The day before he returned to his job as a bus driver in Boston, Mickey spent all night terrified and even angry. For two weeks, he had been at home on quarantine because one of his coworkers tested positive for COVID-19.
More than anything else, the idea of returning to his MBTA job caused Mickey concern, specifically about potentially infecting his two children and his wife, who have been in quarantine since the pandemic hit.
“We bus drivers don’t have much protection,” Mickey said in a phone interview. “We are exposed to the virus, risking our lives and those of our families.”
Mickey is a made-up name that we are using here to protect his identity, since the MBTA restricts its workers from speaking to the press without authorization. For the same reason, other identifying information like his route were left out of this article.
“We are essential employees,” he said. “But here, you are only good while you can work.” Mickey is a longtime driver with only a few years left until retirement.

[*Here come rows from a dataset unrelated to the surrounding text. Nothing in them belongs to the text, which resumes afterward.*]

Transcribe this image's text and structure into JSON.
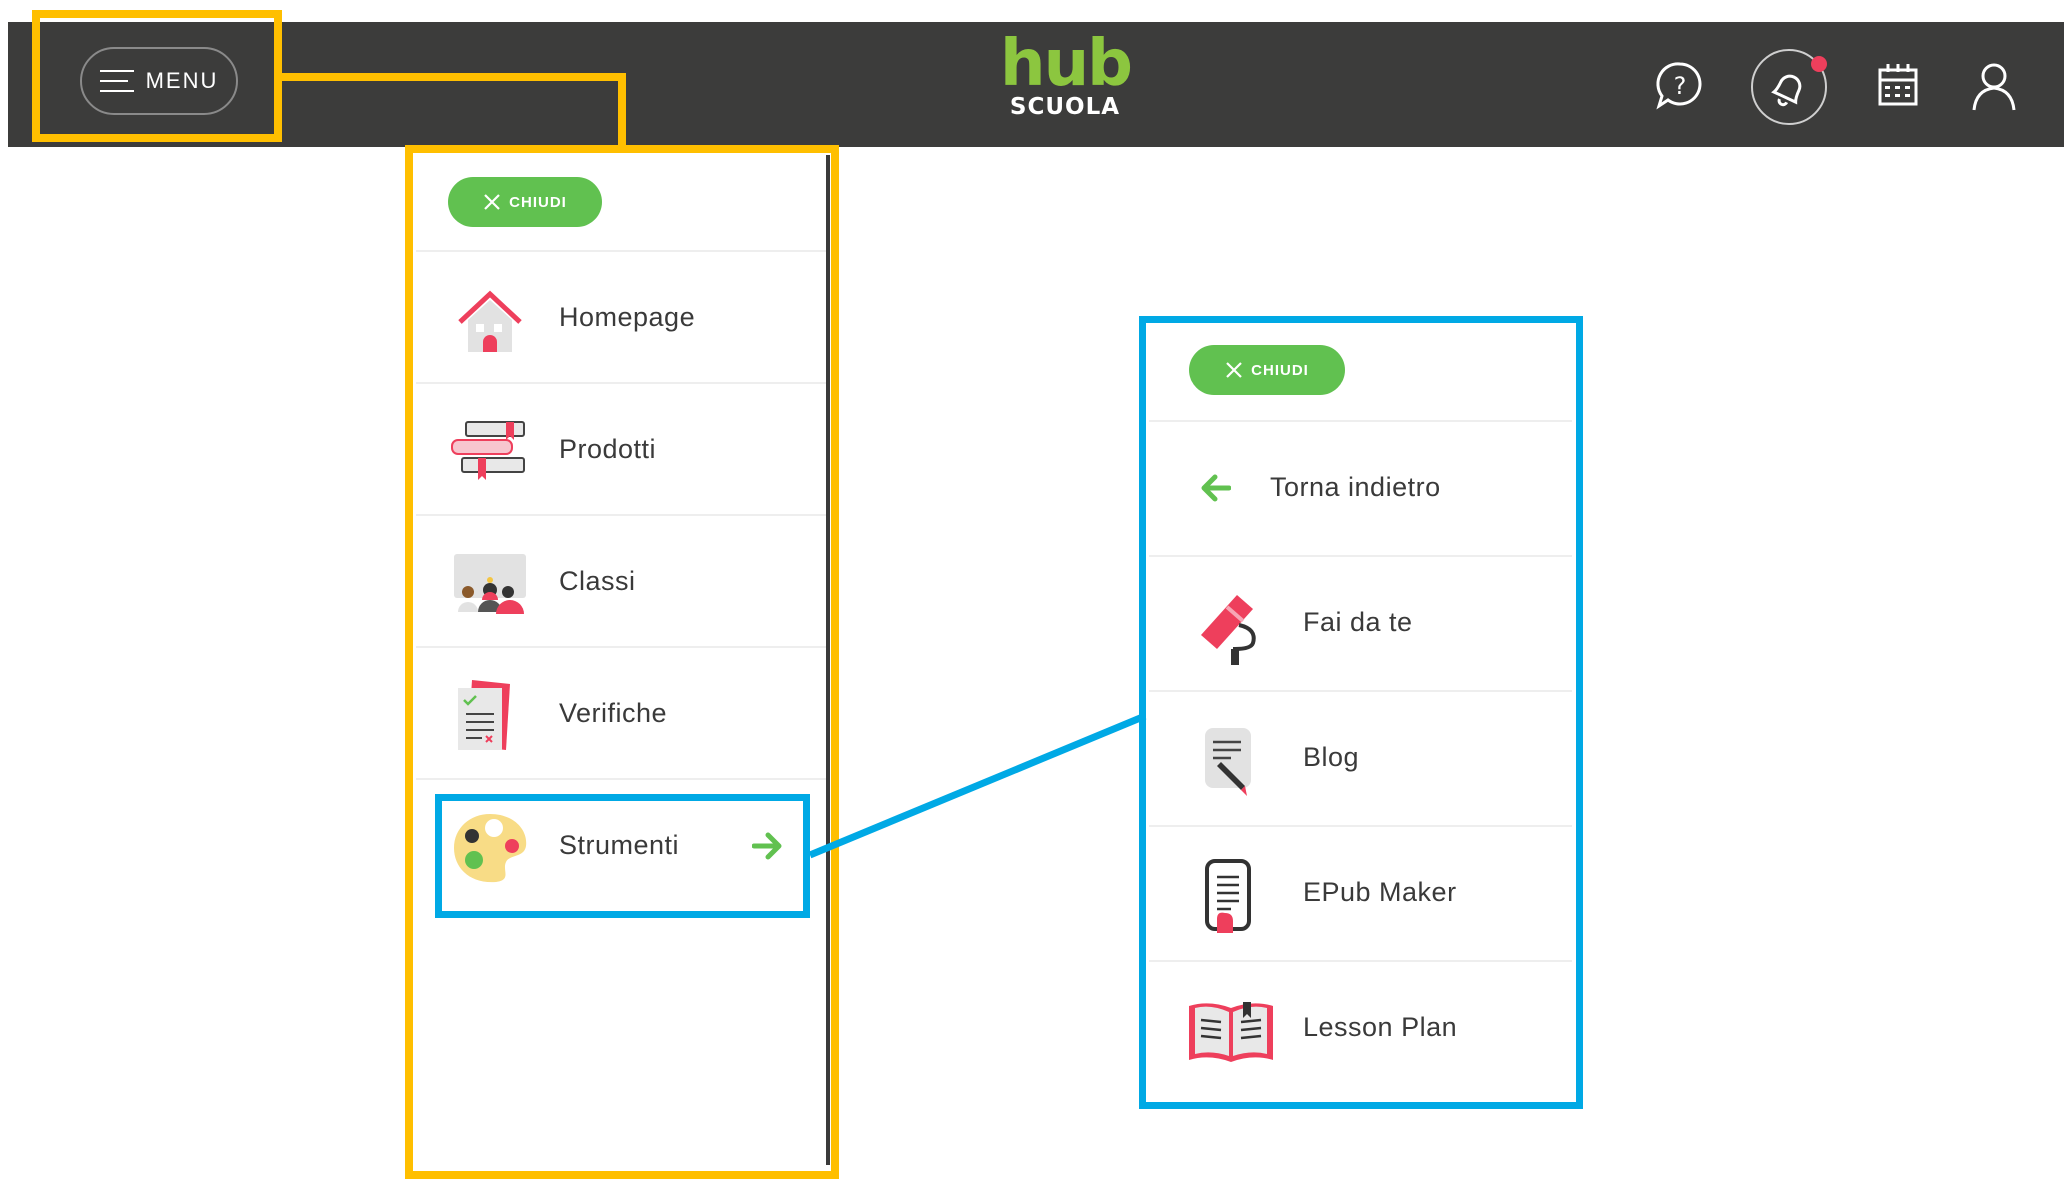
{
  "header": {
    "menu_label": "MENU",
    "logo_top": "hub",
    "logo_bottom": "SCUOLA",
    "icons": [
      "help-icon",
      "bell-icon",
      "calendar-icon",
      "user-icon"
    ]
  },
  "left_menu": {
    "close_label": "CHIUDI",
    "items": [
      {
        "label": "Homepage",
        "icon": "house-icon"
      },
      {
        "label": "Prodotti",
        "icon": "books-icon"
      },
      {
        "label": "Classi",
        "icon": "class-icon"
      },
      {
        "label": "Verifiche",
        "icon": "test-icon"
      },
      {
        "label": "Strumenti",
        "icon": "palette-icon"
      }
    ]
  },
  "right_menu": {
    "close_label": "CHIUDI",
    "back_label": "Torna indietro",
    "items": [
      {
        "label": "Fai da te",
        "icon": "paint-roller-icon"
      },
      {
        "label": "Blog",
        "icon": "blog-icon"
      },
      {
        "label": "EPub Maker",
        "icon": "epub-icon"
      },
      {
        "label": "Lesson Plan",
        "icon": "book-icon"
      }
    ]
  },
  "colors": {
    "topbar": "#3c3c3b",
    "accent_green": "#61c150",
    "highlight_yellow": "#ffbf00",
    "highlight_blue": "#00a9e5",
    "pink": "#ee3f5c"
  }
}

He’s been through a lot with the transit authority, but at this point, he said, “it is not so clear to me that I was really providing an essential service.”
“In other emergency situations, such as during or after a snowstorm, we take people who need a ride from point A to point B,” Mickey said. “But now, we are not always transporting essential workers. Maybe first thing in the morning, yes. But then, we are picking up people who are simply reckless or who have nowhere to go. And for this, I am risking my life and those of my family?”
At the time of my first interview with Mickey, an MBTA inspector had already died from coronavirus, and about 45 drivers and other city bus workers had tested positive for COVID-19.
After 14 days of quarantine, Mickey tested negative for the coronavirus, and was cleared to return to work. “I’m going to expose my family again,” he told me.
Before Mickey went into quarantine, the MBTA had already set certain protective measures; most notably, riders do not have to pay a fare, while everybody has to board through the back door.
The Boston Carmen’s Union, Local 589, which represents drivers, lobbied for rope barriers to be installed in the bus aisle near the front, to prevent passengers from approaching drivers. The union also provided protective face masks for operators before the MBTA secured its own supply. All these things considered, another one of Mickey’s worries was related to the advisable physical separation between people.
“I am very concerned when they say that the distance between people should be six feet,” he said. “In that case, we should only be able to have seven passengers on the bus so they can keep that amount of distance between them. But that is not happening. Twenty or more people are entering, and as the driver, I do not have the right to prevent more than seven from entering. If 20 or 30 people enter on my route, I have to take them. I do not understand this part. I don’t know how we are going to stop the virus like this.”
Mickey continued, “I do not consider myself a hero. I do not need recognition or praise. But we have more COVID-19 patients near us than others in the public sector do and we are more exposed and nobody is recognizing this.”
I interviewed Mickey again after he completed his first day of work after quarantine. He seemed like a different person than the one who spoke with me the day before. Suddenly, he sounded genuinely glad to be back, telling me he loves being a bus driver. “I feel like the king of the road,” he said.
Until the current crisis, Mickey said that he never had major job-related concerns as a bus driver. That changed dramatically in the weeks leading up to and during his quarantine, but after returning to work, Mickey said that things felt “safer.” When he arrived at the depot, a coworker took his temperature and gave him gloves and masks. He also said “there are less people” riding.
“I am a guy who has no problems with people, with passengers,” Mickey said, smiling. “For me, being a driver has been a great experience all these years. I have made many friends. It is also a point of pride for us bus drivers, because buses are the soul of public transportation. When the tracks or trains are damaged, we come to the rescue. Buses solve everything. We are the ones who solve the problems.”